Finding the right funding sources to scale up a business venture can be tricky. For real estate investors and entrepreneurs, one viable option is raising private equity capital through syndication. Syndication involves pooling funds from multiple investors to finance a large investment opportunity. In this article, we will outline five steps to successfully raising private equity through a real estate syndication.
Step One: Develop An Investment Thesis
The first step is defining your investment thesis or strategy. Do you want to focus on multifamily, industrial, or retail properties? What locations and markets do you want to target? Will you pursue a value-add or opportunistic strategy? A clearly articulated thesis will guide how you source deals and determine the risk profile for investors. It will also help you define what types of investors you want to attract.
Take time to analyze market data and trends to build a compelling case for why your particular investment thesis can achieve strong risk-adjusted returns. You need to be able to persuasively convey your thesis to generate interest from investors.
Step Two: Create A Business Plan
With an investment thesis in place, develop a business plan for your syndication. This includes determining the legal structure, usually either a limited partnership (LP) or a limited liability company (LLC). You will need to outline operational details like how long you expect the syndication to last and how you will eventually exit investments.
Your business plan must also incorporate a realistic capital raise timeline and budget. raising capital from investors can take 6-18 months or longer. Include the costs not just for acquiring assets but also for marketing, accounting, and legal services required to set up and operate the syndication.
The business plan synthesizes how capital will be raised and deployed based on your investment thesis. It is both for your own benefit as a roadmap, as well as to communicate your competency to potential investors.
Step Three: Build Your Marketing Materials
With a business plan set, you need to develop materials to raise capital from investors. The primary document is the private placement memorandum (PPM) which discloses the investment strategy, risks, conflicts of interest, biographies of key personnel, fees, fund life, and other terms to investors. You will also need a subscription agreement for investors to sign and operating agreements that specify the rights and responsibilities of the syndication manager and investors.
Your marketing materials are critical to attracting investors. They must instill confidence that you have the experience and skills to source good deals and manage the investments professionally. Investors also want to see transparency regarding all potential fees and risks. Developing marketing materials typically requires assistance from legal and accounting professionals to ensure regulatory compliance.
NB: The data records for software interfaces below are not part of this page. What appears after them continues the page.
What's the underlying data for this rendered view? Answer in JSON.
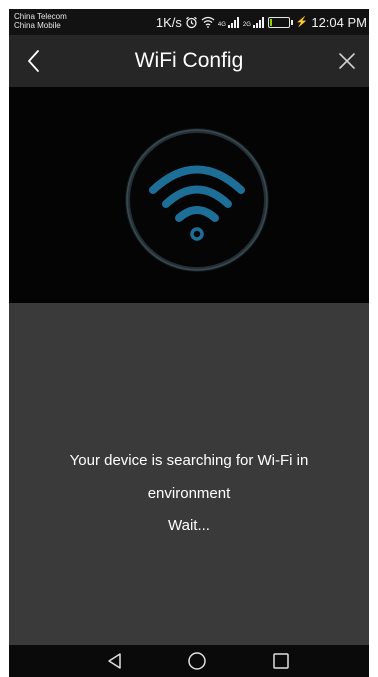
{
  "status_bar": {
    "carrier_1": "China Telecom",
    "carrier_2": "China Mobile",
    "net_speed": "1K/s",
    "network_1": "4G",
    "network_2": "2G",
    "battery": "20",
    "time": "12:04 PM",
    "icons": [
      "alarm-icon",
      "wifi-icon",
      "signal-icon",
      "battery-icon",
      "charging-icon"
    ]
  },
  "nav": {
    "title": "WiFi Config",
    "back_icon": "chevron-left-icon",
    "close_icon": "close-icon"
  },
  "hero": {
    "icon": "wifi-icon"
  },
  "message": {
    "line1": "Your device is searching for Wi-Fi in",
    "line2": "environment",
    "wait": "Wait..."
  },
  "system_nav": {
    "icons": [
      "back-triangle-icon",
      "home-circle-icon",
      "recents-square-icon"
    ]
  },
  "colors": {
    "accent": "#1d6f98",
    "status_bar_bg": "#121212",
    "nav_bar_bg": "#262626",
    "hero_bg": "#040404",
    "content_bg": "#3a3a3a",
    "battery_fill": "#8fd400"
  }
}
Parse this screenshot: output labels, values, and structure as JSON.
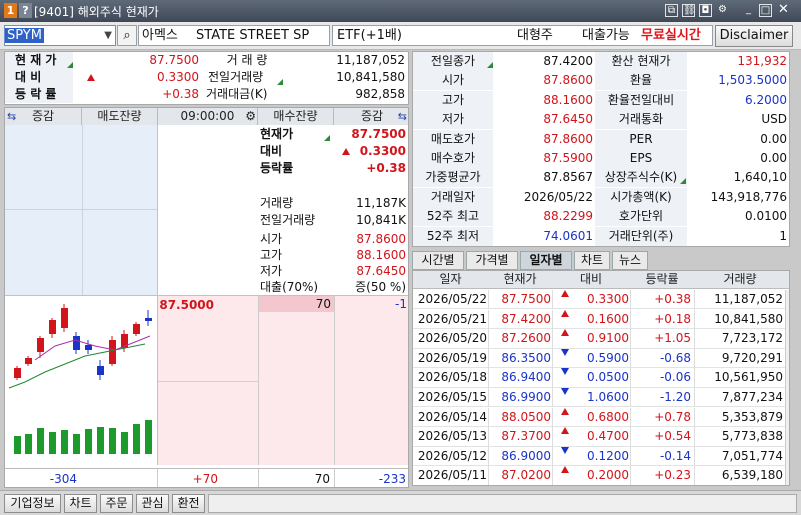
{
  "window": {
    "badge1": "1",
    "badge2": "?",
    "title": "[9401] 해외주식 현재가",
    "icons": [
      "copy-icon",
      "link-icon",
      "camera-icon",
      "gear-icon",
      "minimize-icon",
      "maximize-icon",
      "close-icon"
    ]
  },
  "toolbar": {
    "symbol": "SPYM",
    "exchange": "아멕스",
    "name": "STATE STREET SP",
    "etf_type": "ETF(+1배)",
    "type": "대형주",
    "loan": "대출가능",
    "realtime": "무료실시간",
    "disclaimer": "Disclaimer"
  },
  "quote": {
    "price_label": "현 재 가",
    "price": "87.7500",
    "change_label": "대    비",
    "change": "0.3300",
    "rate_label": "등 락 률",
    "rate": "+0.38",
    "volume_label": "거 래 량",
    "volume": "11,187,052",
    "prev_volume_label": "전일거래량",
    "prev_volume": "10,841,580",
    "amount_label": "거래대금(K)",
    "amount": "982,858"
  },
  "orderbook": {
    "headers": [
      "증감",
      "매도잔량",
      "09:00:00",
      "매수잔량",
      "증감"
    ],
    "summary": {
      "price_label": "현재가",
      "price": "87.7500",
      "change_label": "대비",
      "change": "0.3300",
      "rate_label": "등락률",
      "rate": "+0.38",
      "volume_label": "거래량",
      "volume": "11,187K",
      "prev_volume_label": "전일거래량",
      "prev_volume": "10,841K",
      "open_label": "시가",
      "open": "87.8600",
      "high_label": "고가",
      "high": "88.1600",
      "low_label": "저가",
      "low": "87.6450",
      "loan_label": "대출(70%)",
      "margin_label": "증(50 %)"
    },
    "bid_price": "87.5000",
    "bid_qty": "70",
    "bid_change": "-1",
    "total_ask_change": "-304",
    "total_ask": "+70",
    "total_bid": "70",
    "total_bid_change": "-233"
  },
  "detail": {
    "rows": [
      {
        "l1": "전일종가",
        "v1": "87.4200",
        "c1": "black",
        "l2": "환산 현재가",
        "v2": "131,932",
        "c2": "red"
      },
      {
        "l1": "시가",
        "v1": "87.8600",
        "c1": "red",
        "l2": "환율",
        "v2": "1,503.5000",
        "c2": "blue"
      },
      {
        "l1": "고가",
        "v1": "88.1600",
        "c1": "red",
        "l2": "환율전일대비",
        "v2": "6.2000",
        "c2": "blue"
      },
      {
        "l1": "저가",
        "v1": "87.6450",
        "c1": "red",
        "l2": "거래통화",
        "v2": "USD",
        "c2": "black"
      },
      {
        "l1": "매도호가",
        "v1": "87.8600",
        "c1": "red",
        "l2": "PER",
        "v2": "0.00",
        "c2": "black"
      },
      {
        "l1": "매수호가",
        "v1": "87.5900",
        "c1": "red",
        "l2": "EPS",
        "v2": "0.00",
        "c2": "black"
      },
      {
        "l1": "가중평균가",
        "v1": "87.8567",
        "c1": "black",
        "l2": "상장주식수(K)",
        "v2": "1,640,10",
        "c2": "black"
      },
      {
        "l1": "거래일자",
        "v1": "2026/05/22",
        "c1": "black",
        "l2": "시가총액(K)",
        "v2": "143,918,776",
        "c2": "black"
      },
      {
        "l1": "52주 최고",
        "v1": "88.2299",
        "c1": "red",
        "l2": "호가단위",
        "v2": "0.0100",
        "c2": "black"
      },
      {
        "l1": "52주 최저",
        "v1": "74.0601",
        "c1": "blue",
        "l2": "거래단위(주)",
        "v2": "1",
        "c2": "black"
      }
    ]
  },
  "tabs": [
    "시간별",
    "가격별",
    "일자별",
    "차트",
    "뉴스"
  ],
  "active_tab": 2,
  "daily": {
    "headers": [
      "일자",
      "현재가",
      "대비",
      "등락률",
      "거래량"
    ],
    "rows": [
      {
        "date": "2026/05/22",
        "price": "87.7500",
        "dir": "up",
        "change": "0.3300",
        "rate": "+0.38",
        "volume": "11,187,052"
      },
      {
        "date": "2026/05/21",
        "price": "87.4200",
        "dir": "up",
        "change": "0.1600",
        "rate": "+0.18",
        "volume": "10,841,580"
      },
      {
        "date": "2026/05/20",
        "price": "87.2600",
        "dir": "up",
        "change": "0.9100",
        "rate": "+1.05",
        "volume": "7,723,172"
      },
      {
        "date": "2026/05/19",
        "price": "86.3500",
        "dir": "down",
        "change": "0.5900",
        "rate": "-0.68",
        "volume": "9,720,291"
      },
      {
        "date": "2026/05/18",
        "price": "86.9400",
        "dir": "down",
        "change": "0.0500",
        "rate": "-0.06",
        "volume": "10,561,950"
      },
      {
        "date": "2026/05/15",
        "price": "86.9900",
        "dir": "down",
        "change": "1.0600",
        "rate": "-1.20",
        "volume": "7,877,234"
      },
      {
        "date": "2026/05/14",
        "price": "88.0500",
        "dir": "up",
        "change": "0.6800",
        "rate": "+0.78",
        "volume": "5,353,879"
      },
      {
        "date": "2026/05/13",
        "price": "87.3700",
        "dir": "up",
        "change": "0.4700",
        "rate": "+0.54",
        "volume": "5,773,838"
      },
      {
        "date": "2026/05/12",
        "price": "86.9000",
        "dir": "down",
        "change": "0.1200",
        "rate": "-0.14",
        "volume": "7,051,774"
      },
      {
        "date": "2026/05/11",
        "price": "87.0200",
        "dir": "up",
        "change": "0.2000",
        "rate": "+0.23",
        "volume": "6,539,180"
      }
    ]
  },
  "bottom": [
    "기업정보",
    "차트",
    "주문",
    "관심",
    "환전"
  ],
  "colors": {
    "up": "#d2141b",
    "down": "#1a33c8",
    "title": "#4b5563"
  }
}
Step Four: Market To Accredited Investors
The difference between real estate syndication vs private equity is that private equity funds are typically closed-end investment vehicles with longer fund lives targeting potentially higher returns, whereas syndications distribute income to investors over shorter time periods. syndications also generally provide investors with more liquidity. However, private equity funds usually require substantially more capital to gain access to deals, as they aim to acquire larger properties for more complex value-add investment strategies.
For syndication managers, understanding these differences helps in determining whether a syndication structure suits their investment objectives and capabilities. While a private equity fund may be an eventual goal, building a track record and raising larger pools of capital often takes time. Launching a smaller syndication first can be an effective stepping stone as experience and credibility develop.
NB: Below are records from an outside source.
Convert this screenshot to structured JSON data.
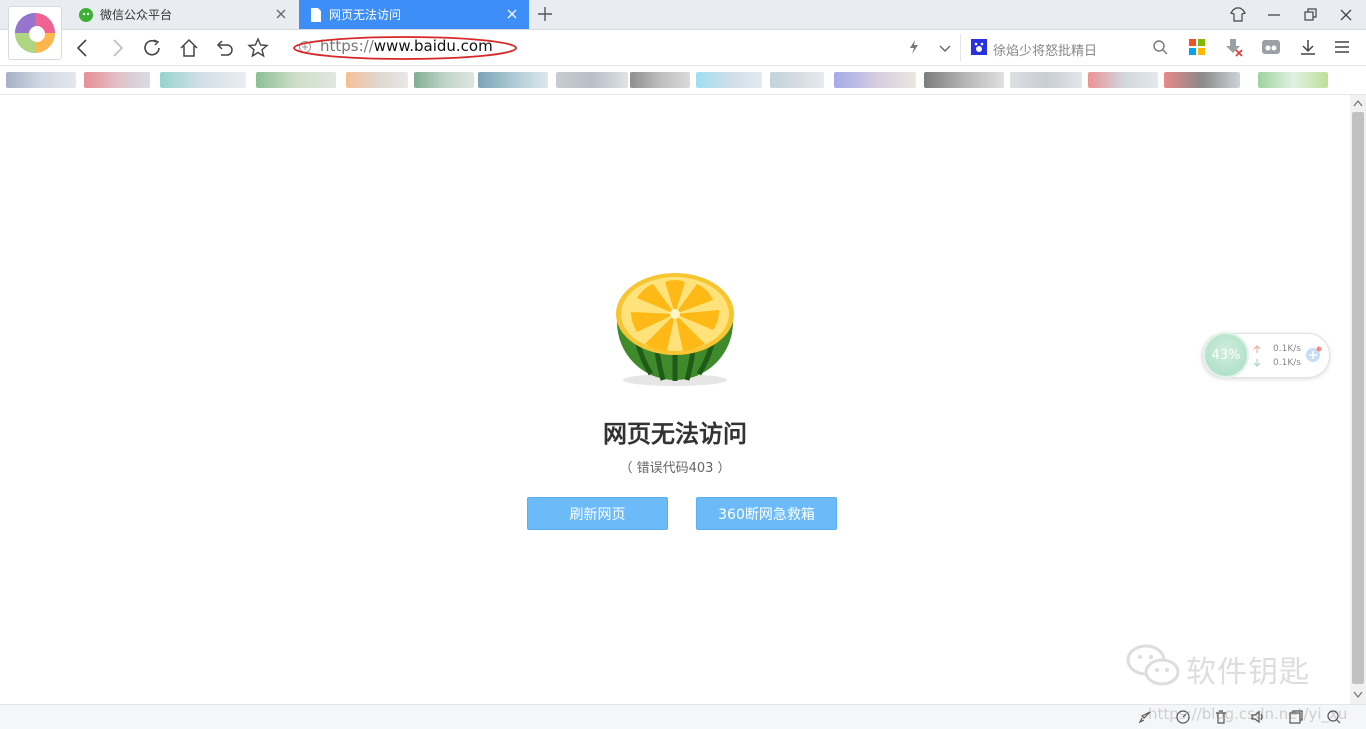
{
  "tabs": [
    {
      "label": "微信公众平台",
      "active": false
    },
    {
      "label": "网页无法访问",
      "active": true
    }
  ],
  "address": {
    "protocol": "https://",
    "host": "www.baidu.com"
  },
  "search": {
    "placeholder": "徐焰少将怒批精日"
  },
  "error": {
    "title": "网页无法访问",
    "code": "（ 错误代码403 ）",
    "refresh_label": "刷新网页",
    "rescue_label": "360断网急救箱"
  },
  "widget": {
    "percent": "43%",
    "up_speed": "0.1K/s",
    "down_speed": "0.1K/s"
  },
  "watermark": {
    "text": "软件钥匙",
    "url": "https://blog.csdn.net/yi_xu"
  },
  "colors": {
    "accent": "#3e8ef7",
    "button": "#6cbbf8"
  }
}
Step Five: Raise Capital and Get to Work
With strong marketing materials conveying your investment thesis and business plan, you can start promoting the investment opportunity to your network of accredited investors. Schedule meetings, get on calls, host presentations—it can take weeks and months of ongoing conversations and relationship-building to close on investment commitments.
Once you have raised your minimum required capital, you can set the final close for your fund and get to work executing your investment strategy. Start sourcing deals, perform due diligence, negotiate contracts, deploy funds, and actively manage your properties. Open communication with investors about progress and performance is as critical as it was in raising the initial capital.